(Stored items)
......

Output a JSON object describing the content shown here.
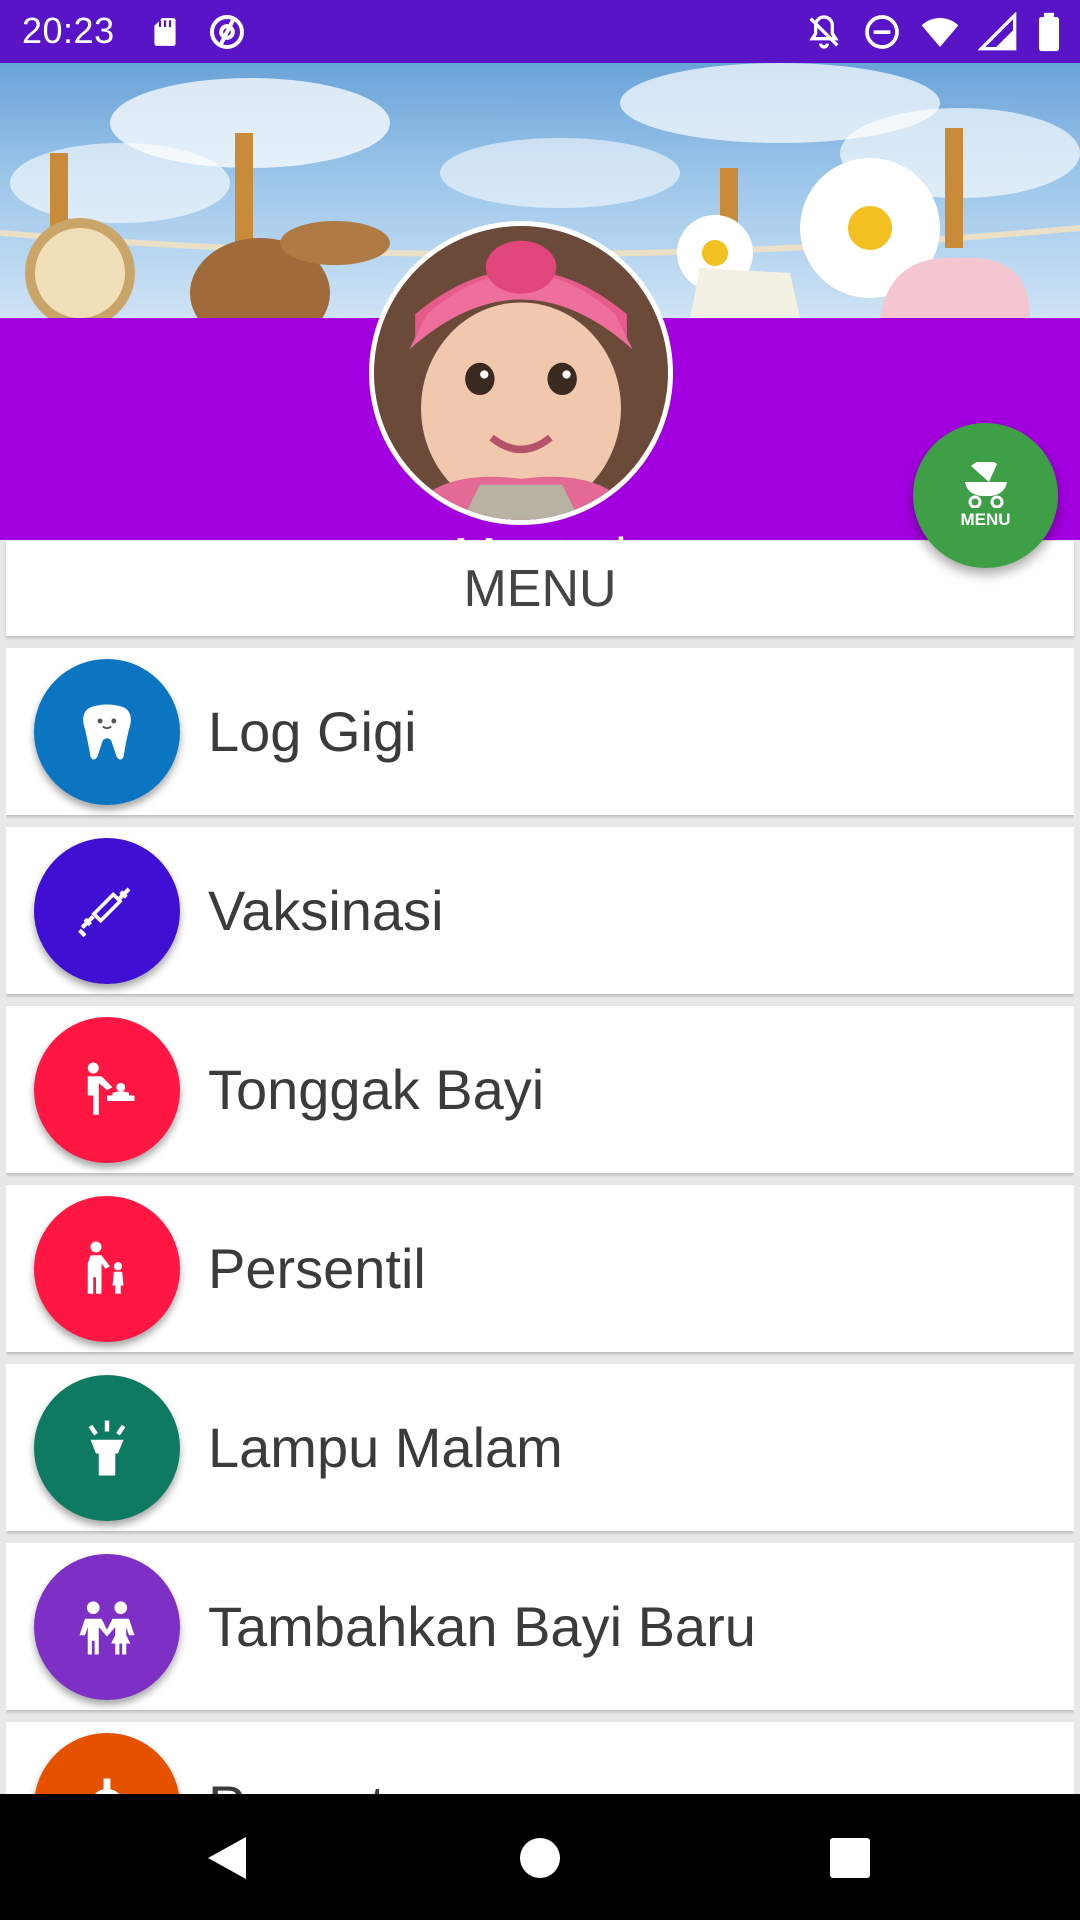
{
  "status_bar": {
    "time": "20:23",
    "left_icons": [
      "sd-card-icon",
      "at-sign-icon"
    ],
    "right_icons": [
      "notifications-off-icon",
      "do-not-disturb-icon",
      "wifi-icon",
      "signal-icon",
      "battery-icon"
    ],
    "background": "#5a14c8"
  },
  "profile": {
    "name": "Mentari",
    "header_color": "#a300e0"
  },
  "fab": {
    "label": "MENU",
    "icon": "baby-stroller-icon",
    "color": "#3f9f46"
  },
  "menu": {
    "title": "MENU",
    "items": [
      {
        "label": "Log Gigi",
        "icon": "tooth-icon",
        "color": "#0b75c2"
      },
      {
        "label": "Vaksinasi",
        "icon": "syringe-icon",
        "color": "#3f0fd3"
      },
      {
        "label": "Tonggak Bayi",
        "icon": "baby-changing-icon",
        "color": "#ff1744"
      },
      {
        "label": "Persentil",
        "icon": "parent-child-icon",
        "color": "#ff1744"
      },
      {
        "label": "Lampu Malam",
        "icon": "flashlight-icon",
        "color": "#0f7a62"
      },
      {
        "label": "Tambahkan Bayi Baru",
        "icon": "children-icon",
        "color": "#7e2fc6"
      },
      {
        "label": "Pengaturan",
        "icon": "settings-icon",
        "color": "#e65100"
      }
    ]
  },
  "nav_bar": {
    "buttons": [
      "back-icon",
      "home-icon",
      "recents-icon"
    ]
  }
}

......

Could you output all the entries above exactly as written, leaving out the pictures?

• _OUTPUT FOR THIS TASK_:
Output a JSON object describing the content shown here.
{
  "status_bar": {
    "time": "20:23",
    "left_icons": [
      "sd-card-icon",
      "at-sign-icon"
    ],
    "right_icons": [
      "notifications-off-icon",
      "do-not-disturb-icon",
      "wifi-icon",
      "signal-icon",
      "battery-icon"
    ],
    "background": "#5a14c8"
  },
  "profile": {
    "name": "Mentari",
    "header_color": "#a300e0"
  },
  "fab": {
    "label": "MENU",
    "icon": "baby-stroller-icon",
    "color": "#3f9f46"
  },
  "menu": {
    "title": "MENU",
    "items": [
      {
        "label": "Log Gigi",
        "icon": "tooth-icon",
        "color": "#0b75c2"
      },
      {
        "label": "Vaksinasi",
        "icon": "syringe-icon",
        "color": "#3f0fd3"
      },
      {
        "label": "Tonggak Bayi",
        "icon": "baby-changing-icon",
        "color": "#ff1744"
      },
      {
        "label": "Persentil",
        "icon": "parent-child-icon",
        "color": "#ff1744"
      },
      {
        "label": "Lampu Malam",
        "icon": "flashlight-icon",
        "color": "#0f7a62"
      },
      {
        "label": "Tambahkan Bayi Baru",
        "icon": "children-icon",
        "color": "#7e2fc6"
      },
      {
        "label": "Pengaturan",
        "icon": "settings-icon",
        "color": "#e65100"
      }
    ]
  },
  "nav_bar": {
    "buttons": [
      "back-icon",
      "home-icon",
      "recents-icon"
    ]
  }
}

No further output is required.